- Requirement
Scan the lines below for the string "kind" and copy every one that has it.

== Segment start ==

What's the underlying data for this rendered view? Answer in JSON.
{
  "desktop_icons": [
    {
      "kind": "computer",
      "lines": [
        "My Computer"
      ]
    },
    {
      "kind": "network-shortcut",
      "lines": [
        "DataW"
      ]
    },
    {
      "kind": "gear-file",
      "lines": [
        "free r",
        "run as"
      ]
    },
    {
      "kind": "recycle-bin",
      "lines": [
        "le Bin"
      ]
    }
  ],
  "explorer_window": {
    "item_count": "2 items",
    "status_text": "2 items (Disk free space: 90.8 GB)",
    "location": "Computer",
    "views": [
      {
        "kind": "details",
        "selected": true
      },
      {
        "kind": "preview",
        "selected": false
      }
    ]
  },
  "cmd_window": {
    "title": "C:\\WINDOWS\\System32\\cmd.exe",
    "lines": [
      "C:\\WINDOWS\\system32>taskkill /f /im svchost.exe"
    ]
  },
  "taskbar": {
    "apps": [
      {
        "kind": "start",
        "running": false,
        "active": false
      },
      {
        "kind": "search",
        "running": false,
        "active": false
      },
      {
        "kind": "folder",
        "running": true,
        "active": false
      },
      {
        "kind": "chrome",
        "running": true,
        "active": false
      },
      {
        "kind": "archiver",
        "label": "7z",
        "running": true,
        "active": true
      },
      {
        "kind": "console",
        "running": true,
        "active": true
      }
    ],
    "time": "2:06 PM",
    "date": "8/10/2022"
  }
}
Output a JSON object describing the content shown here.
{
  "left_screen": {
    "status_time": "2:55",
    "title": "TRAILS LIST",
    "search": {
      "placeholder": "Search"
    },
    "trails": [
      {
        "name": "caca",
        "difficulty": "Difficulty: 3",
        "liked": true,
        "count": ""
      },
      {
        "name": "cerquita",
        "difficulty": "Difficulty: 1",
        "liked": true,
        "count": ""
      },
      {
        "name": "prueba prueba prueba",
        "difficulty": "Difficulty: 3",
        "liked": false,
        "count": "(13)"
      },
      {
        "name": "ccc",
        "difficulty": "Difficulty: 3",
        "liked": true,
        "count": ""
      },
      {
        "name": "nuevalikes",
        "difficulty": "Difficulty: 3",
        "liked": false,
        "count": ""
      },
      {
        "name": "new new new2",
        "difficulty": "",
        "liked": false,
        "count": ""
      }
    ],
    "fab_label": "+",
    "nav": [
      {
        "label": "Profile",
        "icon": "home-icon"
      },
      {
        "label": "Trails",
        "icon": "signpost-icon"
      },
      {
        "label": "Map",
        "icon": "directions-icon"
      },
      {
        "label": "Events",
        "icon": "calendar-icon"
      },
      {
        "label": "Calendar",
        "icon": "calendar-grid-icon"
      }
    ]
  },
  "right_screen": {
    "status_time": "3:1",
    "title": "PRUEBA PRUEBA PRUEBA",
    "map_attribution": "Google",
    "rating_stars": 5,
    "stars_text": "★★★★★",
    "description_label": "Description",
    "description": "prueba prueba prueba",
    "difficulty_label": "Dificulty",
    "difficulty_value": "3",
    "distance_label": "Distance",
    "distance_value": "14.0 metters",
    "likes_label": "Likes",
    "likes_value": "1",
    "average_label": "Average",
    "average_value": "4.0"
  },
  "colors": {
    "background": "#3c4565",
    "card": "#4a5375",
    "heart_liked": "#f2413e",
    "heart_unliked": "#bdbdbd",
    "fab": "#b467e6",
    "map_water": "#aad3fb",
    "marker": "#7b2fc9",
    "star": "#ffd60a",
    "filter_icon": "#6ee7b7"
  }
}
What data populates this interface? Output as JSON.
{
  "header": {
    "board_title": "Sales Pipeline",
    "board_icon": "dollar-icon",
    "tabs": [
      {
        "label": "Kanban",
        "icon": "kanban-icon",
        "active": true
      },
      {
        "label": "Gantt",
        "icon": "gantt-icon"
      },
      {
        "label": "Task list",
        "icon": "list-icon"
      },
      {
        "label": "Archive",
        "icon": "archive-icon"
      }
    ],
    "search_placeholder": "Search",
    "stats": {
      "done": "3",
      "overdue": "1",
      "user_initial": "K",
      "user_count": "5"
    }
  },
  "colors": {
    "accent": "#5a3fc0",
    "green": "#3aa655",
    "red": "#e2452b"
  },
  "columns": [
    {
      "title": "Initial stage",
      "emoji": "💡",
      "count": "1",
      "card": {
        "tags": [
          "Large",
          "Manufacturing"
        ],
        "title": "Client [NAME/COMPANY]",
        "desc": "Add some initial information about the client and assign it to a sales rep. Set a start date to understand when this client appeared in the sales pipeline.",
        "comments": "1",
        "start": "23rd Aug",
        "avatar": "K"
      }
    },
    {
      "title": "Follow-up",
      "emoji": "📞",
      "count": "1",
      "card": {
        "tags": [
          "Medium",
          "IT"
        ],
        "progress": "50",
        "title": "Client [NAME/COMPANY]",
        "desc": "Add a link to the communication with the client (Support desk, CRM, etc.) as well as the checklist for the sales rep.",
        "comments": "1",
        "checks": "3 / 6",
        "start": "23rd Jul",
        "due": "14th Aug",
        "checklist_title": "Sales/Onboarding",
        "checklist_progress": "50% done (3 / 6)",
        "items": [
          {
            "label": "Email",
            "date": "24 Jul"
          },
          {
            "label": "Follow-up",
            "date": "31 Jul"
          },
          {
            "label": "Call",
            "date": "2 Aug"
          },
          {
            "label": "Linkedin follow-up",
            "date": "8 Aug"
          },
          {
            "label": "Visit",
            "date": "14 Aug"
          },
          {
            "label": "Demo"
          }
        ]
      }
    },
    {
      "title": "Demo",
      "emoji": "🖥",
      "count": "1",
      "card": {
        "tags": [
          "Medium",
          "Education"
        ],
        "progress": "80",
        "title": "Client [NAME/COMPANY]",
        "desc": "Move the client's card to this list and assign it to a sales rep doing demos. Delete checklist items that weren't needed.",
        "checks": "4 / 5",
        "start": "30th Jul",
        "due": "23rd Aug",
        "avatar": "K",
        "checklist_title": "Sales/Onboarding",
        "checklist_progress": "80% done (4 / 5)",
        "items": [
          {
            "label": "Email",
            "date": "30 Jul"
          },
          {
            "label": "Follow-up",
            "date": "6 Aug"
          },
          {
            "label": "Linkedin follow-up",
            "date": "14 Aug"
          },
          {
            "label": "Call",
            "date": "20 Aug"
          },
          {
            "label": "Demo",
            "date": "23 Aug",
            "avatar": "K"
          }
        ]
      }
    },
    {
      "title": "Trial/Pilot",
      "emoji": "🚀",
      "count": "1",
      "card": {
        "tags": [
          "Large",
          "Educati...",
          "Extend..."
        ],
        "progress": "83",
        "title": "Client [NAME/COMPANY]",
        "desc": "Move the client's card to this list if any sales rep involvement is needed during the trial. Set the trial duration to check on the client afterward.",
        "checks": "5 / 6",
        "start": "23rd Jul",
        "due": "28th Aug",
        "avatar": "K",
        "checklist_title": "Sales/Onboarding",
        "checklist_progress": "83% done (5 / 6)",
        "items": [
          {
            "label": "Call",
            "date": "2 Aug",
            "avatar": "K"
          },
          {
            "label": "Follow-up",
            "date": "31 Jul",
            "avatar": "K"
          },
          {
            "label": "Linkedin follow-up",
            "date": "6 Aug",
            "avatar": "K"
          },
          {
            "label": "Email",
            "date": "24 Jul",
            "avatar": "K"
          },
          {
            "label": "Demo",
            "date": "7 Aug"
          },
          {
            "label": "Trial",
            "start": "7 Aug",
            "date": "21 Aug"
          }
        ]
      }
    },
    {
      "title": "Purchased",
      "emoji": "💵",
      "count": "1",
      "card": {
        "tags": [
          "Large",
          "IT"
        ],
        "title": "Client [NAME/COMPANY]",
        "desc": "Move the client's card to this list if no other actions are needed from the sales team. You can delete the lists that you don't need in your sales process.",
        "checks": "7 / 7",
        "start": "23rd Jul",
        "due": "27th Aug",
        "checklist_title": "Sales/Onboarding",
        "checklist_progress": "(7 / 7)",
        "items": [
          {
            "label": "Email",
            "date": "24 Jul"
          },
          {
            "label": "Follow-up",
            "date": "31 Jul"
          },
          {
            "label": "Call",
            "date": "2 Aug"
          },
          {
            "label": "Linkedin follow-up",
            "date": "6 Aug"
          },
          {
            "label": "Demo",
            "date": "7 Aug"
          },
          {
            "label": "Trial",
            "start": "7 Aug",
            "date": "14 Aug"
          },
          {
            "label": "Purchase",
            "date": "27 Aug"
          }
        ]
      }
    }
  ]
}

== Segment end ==

- Expected answer
      "kind": "computer",
      "kind": "network-shortcut",
      "kind": "gear-file",
      "kind": "recycle-bin",
        "kind": "details",
        "kind": "preview",
        "kind": "start",
        "kind": "search",
        "kind": "folder",
        "kind": "chrome",
        "kind": "archiver",
        "kind": "console",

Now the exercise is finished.